▸ **WHAT THE EXERCISE ASKS**
The listing that follows must be retyped in full, exactly.

▸ **SOURCE MATERIAL**
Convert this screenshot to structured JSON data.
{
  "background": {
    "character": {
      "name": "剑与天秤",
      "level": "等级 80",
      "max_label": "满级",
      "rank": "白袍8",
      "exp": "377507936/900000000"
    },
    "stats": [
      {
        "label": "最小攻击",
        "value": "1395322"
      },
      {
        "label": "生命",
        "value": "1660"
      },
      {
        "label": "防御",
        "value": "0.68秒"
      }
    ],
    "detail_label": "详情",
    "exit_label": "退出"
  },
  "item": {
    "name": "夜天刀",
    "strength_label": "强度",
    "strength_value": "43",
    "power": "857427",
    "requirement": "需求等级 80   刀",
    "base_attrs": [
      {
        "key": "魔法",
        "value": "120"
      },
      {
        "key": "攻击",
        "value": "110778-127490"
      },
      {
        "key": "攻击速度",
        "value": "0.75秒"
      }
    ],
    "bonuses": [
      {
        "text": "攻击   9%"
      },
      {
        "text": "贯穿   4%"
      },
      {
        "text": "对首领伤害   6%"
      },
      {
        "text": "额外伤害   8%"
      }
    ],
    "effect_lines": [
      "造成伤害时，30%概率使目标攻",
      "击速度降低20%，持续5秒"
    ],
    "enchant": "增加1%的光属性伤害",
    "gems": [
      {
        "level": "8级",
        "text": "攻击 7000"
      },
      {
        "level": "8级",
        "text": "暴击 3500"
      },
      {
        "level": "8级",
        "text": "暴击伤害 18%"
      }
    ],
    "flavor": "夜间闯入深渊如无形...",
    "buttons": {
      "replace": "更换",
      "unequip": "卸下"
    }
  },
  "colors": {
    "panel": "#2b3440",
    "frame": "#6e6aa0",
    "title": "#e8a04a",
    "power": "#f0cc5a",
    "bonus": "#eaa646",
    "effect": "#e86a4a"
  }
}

▸ **EXERCISE SOLUTION**
Convert this screenshot to structured JSON data.
{
  "background": {
    "character": {
      "name": "剑与天秤",
      "level": "等级 80",
      "max_label": "满级",
      "rank": "白袍8",
      "exp": "377507936/900000000"
    },
    "stats": [
      {
        "label": "最小攻击",
        "value": "1395322"
      },
      {
        "label": "生命",
        "value": "1660"
      },
      {
        "label": "防御",
        "value": "0.68秒"
      }
    ],
    "detail_label": "详情",
    "exit_label": "退出"
  },
  "item": {
    "name": "夜天刀",
    "strength_label": "强度",
    "strength_value": "43",
    "power": "857427",
    "requirement": "需求等级 80   刀",
    "base_attrs": [
      {
        "key": "魔法",
        "value": "120"
      },
      {
        "key": "攻击",
        "value": "110778-127490"
      },
      {
        "key": "攻击速度",
        "value": "0.75秒"
      }
    ],
    "bonuses": [
      {
        "text": "攻击   9%"
      },
      {
        "text": "贯穿   4%"
      },
      {
        "text": "对首领伤害   6%"
      },
      {
        "text": "额外伤害   8%"
      }
    ],
    "effect_lines": [
      "造成伤害时，30%概率使目标攻",
      "击速度降低20%，持续5秒"
    ],
    "enchant": "增加1%的光属性伤害",
    "gems": [
      {
        "level": "8级",
        "text": "攻击 7000"
      },
      {
        "level": "8级",
        "text": "暴击 3500"
      },
      {
        "level": "8级",
        "text": "暴击伤害 18%"
      }
    ],
    "flavor": "夜间闯入深渊如无形...",
    "buttons": {
      "replace": "更换",
      "unequip": "卸下"
    }
  },
  "colors": {
    "panel": "#2b3440",
    "frame": "#6e6aa0",
    "title": "#e8a04a",
    "power": "#f0cc5a",
    "bonus": "#eaa646",
    "effect": "#e86a4a"
  }
}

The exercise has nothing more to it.